● Supplied records

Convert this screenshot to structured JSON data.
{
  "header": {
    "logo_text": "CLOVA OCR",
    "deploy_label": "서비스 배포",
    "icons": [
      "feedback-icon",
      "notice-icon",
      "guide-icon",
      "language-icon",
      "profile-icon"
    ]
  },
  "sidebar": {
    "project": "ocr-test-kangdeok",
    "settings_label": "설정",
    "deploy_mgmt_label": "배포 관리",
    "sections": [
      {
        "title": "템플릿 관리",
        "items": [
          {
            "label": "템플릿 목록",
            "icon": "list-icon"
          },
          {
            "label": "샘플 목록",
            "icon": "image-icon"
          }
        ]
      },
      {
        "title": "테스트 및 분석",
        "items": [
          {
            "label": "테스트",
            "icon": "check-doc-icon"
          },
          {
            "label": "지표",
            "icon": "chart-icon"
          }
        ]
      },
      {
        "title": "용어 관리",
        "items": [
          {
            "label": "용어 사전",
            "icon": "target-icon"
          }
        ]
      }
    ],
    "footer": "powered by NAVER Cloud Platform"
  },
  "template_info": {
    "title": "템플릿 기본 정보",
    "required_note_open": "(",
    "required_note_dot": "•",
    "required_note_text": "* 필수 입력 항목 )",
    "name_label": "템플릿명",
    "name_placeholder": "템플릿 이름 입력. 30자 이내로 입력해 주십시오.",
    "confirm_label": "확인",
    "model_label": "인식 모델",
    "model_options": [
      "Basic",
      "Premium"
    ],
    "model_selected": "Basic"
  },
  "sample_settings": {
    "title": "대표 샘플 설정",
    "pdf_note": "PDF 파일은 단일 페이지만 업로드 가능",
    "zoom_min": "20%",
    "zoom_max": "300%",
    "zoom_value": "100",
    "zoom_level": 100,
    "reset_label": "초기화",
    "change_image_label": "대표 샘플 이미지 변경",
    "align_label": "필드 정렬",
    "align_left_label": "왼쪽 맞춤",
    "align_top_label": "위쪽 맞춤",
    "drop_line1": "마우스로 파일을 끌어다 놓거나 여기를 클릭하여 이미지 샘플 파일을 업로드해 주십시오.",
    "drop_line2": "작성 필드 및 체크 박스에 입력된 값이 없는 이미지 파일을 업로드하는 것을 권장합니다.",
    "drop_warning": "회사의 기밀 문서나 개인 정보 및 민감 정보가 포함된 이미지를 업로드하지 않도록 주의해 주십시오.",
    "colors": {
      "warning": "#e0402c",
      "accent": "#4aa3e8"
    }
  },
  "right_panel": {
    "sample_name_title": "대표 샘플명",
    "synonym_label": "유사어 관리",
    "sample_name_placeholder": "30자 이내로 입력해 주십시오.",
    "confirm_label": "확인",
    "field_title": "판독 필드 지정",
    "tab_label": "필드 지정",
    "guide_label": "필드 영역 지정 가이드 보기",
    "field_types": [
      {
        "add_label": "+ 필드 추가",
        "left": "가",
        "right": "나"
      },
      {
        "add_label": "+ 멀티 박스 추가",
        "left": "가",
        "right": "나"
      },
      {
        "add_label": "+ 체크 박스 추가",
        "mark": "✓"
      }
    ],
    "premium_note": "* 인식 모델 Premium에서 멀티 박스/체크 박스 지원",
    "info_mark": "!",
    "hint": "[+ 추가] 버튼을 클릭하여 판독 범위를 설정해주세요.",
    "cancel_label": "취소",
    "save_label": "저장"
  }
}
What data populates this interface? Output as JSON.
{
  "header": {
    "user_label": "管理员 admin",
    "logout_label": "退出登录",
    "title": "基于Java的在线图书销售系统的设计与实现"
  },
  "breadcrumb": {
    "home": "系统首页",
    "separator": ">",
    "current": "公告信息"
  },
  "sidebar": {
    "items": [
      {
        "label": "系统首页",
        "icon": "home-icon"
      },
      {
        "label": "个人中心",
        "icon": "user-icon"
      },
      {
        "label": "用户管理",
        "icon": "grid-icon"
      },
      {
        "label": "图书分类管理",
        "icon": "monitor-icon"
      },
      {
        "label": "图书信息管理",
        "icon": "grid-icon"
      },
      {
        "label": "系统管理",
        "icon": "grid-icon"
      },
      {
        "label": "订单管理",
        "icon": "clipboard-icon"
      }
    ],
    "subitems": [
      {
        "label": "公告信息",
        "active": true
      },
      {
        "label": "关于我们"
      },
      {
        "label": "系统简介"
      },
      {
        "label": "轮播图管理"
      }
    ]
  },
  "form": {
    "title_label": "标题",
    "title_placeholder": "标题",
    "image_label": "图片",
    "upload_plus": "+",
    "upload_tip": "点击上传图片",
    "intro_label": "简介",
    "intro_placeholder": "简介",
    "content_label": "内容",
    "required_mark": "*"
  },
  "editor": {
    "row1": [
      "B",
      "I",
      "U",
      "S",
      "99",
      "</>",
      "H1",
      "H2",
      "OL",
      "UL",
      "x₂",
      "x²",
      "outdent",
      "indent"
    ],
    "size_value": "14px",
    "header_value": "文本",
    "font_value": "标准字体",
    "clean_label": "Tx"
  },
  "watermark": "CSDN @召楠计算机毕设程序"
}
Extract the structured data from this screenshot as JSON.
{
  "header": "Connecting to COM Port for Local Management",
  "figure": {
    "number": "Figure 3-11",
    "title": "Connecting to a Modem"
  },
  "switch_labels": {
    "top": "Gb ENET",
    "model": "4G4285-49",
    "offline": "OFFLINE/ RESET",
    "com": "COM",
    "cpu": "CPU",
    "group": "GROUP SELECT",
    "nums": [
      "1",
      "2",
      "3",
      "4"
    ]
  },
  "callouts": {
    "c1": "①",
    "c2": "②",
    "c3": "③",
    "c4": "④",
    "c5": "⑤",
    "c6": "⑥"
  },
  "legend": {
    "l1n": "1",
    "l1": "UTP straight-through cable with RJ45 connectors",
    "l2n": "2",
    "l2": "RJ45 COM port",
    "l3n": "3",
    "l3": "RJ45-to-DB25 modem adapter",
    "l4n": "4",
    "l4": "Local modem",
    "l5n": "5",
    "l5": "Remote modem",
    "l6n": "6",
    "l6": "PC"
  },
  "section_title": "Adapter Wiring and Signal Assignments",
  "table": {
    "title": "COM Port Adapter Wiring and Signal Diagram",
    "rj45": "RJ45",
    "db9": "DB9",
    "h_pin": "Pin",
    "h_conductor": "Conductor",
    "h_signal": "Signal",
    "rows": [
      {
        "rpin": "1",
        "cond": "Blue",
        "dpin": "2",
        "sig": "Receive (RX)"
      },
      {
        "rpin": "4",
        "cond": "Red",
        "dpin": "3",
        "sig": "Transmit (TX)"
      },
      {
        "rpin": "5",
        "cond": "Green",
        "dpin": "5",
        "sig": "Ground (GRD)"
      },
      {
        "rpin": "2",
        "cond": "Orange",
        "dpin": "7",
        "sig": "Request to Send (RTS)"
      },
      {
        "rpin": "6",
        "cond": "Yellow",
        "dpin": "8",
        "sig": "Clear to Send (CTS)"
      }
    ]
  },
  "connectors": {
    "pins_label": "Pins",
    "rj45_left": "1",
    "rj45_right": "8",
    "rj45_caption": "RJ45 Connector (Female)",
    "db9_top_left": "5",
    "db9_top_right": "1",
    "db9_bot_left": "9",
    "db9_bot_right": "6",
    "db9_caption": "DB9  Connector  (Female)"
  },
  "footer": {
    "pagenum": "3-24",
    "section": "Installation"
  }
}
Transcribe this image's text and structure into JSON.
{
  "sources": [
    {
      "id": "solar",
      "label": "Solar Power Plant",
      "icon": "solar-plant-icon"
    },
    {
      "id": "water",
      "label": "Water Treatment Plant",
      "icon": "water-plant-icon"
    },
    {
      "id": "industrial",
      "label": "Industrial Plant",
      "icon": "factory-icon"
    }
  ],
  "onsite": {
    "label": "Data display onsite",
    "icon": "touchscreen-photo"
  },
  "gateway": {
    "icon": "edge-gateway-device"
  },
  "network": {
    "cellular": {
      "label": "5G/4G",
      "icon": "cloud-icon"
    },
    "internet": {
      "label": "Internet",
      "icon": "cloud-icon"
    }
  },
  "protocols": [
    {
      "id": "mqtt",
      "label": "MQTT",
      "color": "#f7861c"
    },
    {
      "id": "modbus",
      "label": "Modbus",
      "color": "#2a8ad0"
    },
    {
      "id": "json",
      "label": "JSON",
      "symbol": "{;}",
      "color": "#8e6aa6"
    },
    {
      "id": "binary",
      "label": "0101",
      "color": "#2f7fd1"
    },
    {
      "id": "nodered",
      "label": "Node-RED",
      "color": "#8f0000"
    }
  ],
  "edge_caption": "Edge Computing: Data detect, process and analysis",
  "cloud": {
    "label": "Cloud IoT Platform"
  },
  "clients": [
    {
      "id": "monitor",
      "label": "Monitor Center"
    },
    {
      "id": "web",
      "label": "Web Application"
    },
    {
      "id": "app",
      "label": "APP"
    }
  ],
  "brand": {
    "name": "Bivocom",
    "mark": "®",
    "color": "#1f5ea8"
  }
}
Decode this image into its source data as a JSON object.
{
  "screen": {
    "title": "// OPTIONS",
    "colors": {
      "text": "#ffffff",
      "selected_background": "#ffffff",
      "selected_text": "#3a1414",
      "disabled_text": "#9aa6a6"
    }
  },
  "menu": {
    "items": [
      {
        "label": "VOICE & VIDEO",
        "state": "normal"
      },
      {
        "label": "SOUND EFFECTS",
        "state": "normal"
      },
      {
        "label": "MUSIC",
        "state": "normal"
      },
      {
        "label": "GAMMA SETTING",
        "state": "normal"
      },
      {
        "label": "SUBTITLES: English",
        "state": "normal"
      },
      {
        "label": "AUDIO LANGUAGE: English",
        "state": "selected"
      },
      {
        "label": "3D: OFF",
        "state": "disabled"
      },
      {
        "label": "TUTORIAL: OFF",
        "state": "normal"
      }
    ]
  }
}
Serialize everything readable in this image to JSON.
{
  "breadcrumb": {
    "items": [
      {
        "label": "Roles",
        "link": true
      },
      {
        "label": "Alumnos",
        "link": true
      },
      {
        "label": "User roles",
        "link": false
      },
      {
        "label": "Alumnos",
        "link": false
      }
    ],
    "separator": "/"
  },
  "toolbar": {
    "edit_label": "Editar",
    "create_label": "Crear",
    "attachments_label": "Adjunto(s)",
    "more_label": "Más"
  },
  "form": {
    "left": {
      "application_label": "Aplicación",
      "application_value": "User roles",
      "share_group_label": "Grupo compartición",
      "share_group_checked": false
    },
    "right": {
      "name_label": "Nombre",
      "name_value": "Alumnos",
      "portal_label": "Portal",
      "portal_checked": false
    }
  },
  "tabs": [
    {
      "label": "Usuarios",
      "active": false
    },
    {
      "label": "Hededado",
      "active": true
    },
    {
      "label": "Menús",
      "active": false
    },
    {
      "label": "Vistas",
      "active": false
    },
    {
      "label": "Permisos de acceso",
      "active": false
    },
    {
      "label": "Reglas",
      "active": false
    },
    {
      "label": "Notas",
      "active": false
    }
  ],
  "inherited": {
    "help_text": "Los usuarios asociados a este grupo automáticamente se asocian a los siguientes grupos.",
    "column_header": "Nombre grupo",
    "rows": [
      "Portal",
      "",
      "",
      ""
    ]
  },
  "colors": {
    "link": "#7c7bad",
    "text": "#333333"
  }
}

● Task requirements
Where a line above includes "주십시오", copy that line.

● Output for this task
    "name_placeholder": "템플릿 이름 입력. 30자 이내로 입력해 주십시오.",
    "drop_line1": "마우스로 파일을 끌어다 놓거나 여기를 클릭하여 이미지 샘플 파일을 업로드해 주십시오.",
    "drop_warning": "회사의 기밀 문서나 개인 정보 및 민감 정보가 포함된 이미지를 업로드하지 않도록 주의해 주십시오.",
    "sample_name_placeholder": "30자 이내로 입력해 주십시오.",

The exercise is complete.